We hiked to the Yellowstone Grand Canyon, which was at the top of the lower falls, the biggest waterfall I've ever seen!  I suffered from major vertigo at the falls.  The water rushing by and the several hundred foot fall at my feet had me sitting on the bench while Dave enjoyed the view.  We also hit up the upper falls, which was less spectacular.   
Lower falls.  300 foot drop.

Yellowstone Cascade Canyon, 300 feet falls.

This is my "holy crap!" face.

Upper falls, not as far down.

I was starting to like this guy, pretty cozy.

Norris Geysers at sunset.  I'd have enjoyed the sunset more if we knew where we were going to be sleeping!

Such a weird place.  I highly recommend night viewing at Yellowstone.  There were only 10 total people at this place at 9:20pm.

We look totally wiped in this picture!  Long day!  Still had an hour drive in front of us.
After hitting the best geyser spot of the day at sunset, Norris, we left the park and headed towards West Yellowstone.  I thought it would be a campsite, but it was a town.  A town complete with a late night McDonalds.  Yup, it was 11:00, we had no place to stay, and we hadn't eaten dinner.  McDonalds it was!  Dave has a no-McDonalds rule, so he was extremely unhappy with this turn of events.  We drove around town and found several full RV sites, then illegally pulled into an empty one after hours and paid in the morning.  We paid an incredible amount of money, but had electricity and so we charged our phones and slept in.

Wednesday, July 18, 2012

Cascade Canyon

We hiked from Jenny Lake up to the top of Cascade Canyon, about 13 miles round trip.  It's a good thing we didn't do the extra 6 miles to Solitude Lake because my body was aching from a poorly placed pack.  It was a beautiful hike!  We saw falls, a moose, wild flowers, butterflies, the Tetons, glaciers, and enjoyed lunch at the top of the canyon.

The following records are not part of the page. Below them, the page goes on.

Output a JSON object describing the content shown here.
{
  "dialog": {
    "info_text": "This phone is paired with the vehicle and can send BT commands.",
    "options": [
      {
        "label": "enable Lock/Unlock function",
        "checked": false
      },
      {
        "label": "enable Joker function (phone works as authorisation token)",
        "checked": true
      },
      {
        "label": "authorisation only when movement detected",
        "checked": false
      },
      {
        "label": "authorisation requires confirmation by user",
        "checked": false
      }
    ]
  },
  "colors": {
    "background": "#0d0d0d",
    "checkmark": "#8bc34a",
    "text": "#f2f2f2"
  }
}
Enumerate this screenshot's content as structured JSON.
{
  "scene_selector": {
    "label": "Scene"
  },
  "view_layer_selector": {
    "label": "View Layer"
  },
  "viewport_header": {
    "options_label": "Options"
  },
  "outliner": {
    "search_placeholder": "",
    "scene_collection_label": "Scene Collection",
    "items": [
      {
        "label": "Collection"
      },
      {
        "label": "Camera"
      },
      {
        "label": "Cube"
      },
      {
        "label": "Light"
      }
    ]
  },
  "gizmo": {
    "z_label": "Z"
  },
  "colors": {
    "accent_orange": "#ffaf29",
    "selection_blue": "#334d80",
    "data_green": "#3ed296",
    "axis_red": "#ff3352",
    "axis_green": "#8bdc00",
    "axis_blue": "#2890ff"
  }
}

Ready to go!  It was super cold out so early in the morning, but I quickly warmed up. 

On the way to Hidden Falls we found these falls.

Hidden Falls.  There were gobs of people here.  While we hiked around half of the lake to get here, there was a ferry that brought every schmoe from here to Texas. 

Lots of butterflies on our hike!

The Grand Teton was to our left all the way up the canyon.  Also, I hike with poles.

Looking left.  Lots of cool falls coming from the glaciers.

This mom and her baby moose were munching on the bushes about 20 feet from us, then turned and quickly ran down the trail in front of us!  I ran the other way until the people behind me gave me a funny look.  It freaked me out!  We saw her later drinking at the river.

At the top of Cascade Canyon, we could have gone further to Solitude Lake, but had lunch watching these cool falls, then turned back. 

We stopped for a dip in Jackson Lake before heading to Flagg Ranch to sleep for the night on our way to Yellowstone.  Our 7-day Teton/Yellowstone park pass was about to expire!

Tuesday, July 17, 2012

Charlie and the Coil

Sunday we woke up early to catch the bus to Jackson to pick up the part that was broken on the Westy.  Our bus driver was a really nice guy and acted as a sort of tour guide.  We hadn't seen the Tetons up close yet because we hadn't been out of Coulter Bay, so it was awesome to get a tour on our way to town.  The stop after ours, Charlie got on the bus.  He is a man who works at the parks during the summer, ski resorts in the winter, and is a sort of concierge.  He knows what to do, how to get around, who to talk to, and made the rest of our day interesting, easy, and fun.  He told us about a free bus that would take us right to the Carquest, then suggested a place for lunch, a cool thrift shop, and met us back on the bus for the way back.

A labyrinth in town.
Charlie-- thanks for making our day bright! 
Not a bad view from the bus!

Engine is in the back, which means all of our stuff was strewn about.
Dave put the coil in, and after a few adjustments, the car started!!!  I was actually not jumping for joy when it happened, I think I had inhaled too many bad fumes during the process and needed a breather.  I was much happier later!
We picked up some jiffy pop from the grocery store.  I'm pretty sure this was my first jiffy pop.  I got a lot of joy out of this popcorn making process!
Now we could finally do the hike Monday morning, only we adjusted it due to some suggestions from Charlie.  This was our last night in Coulter Bay.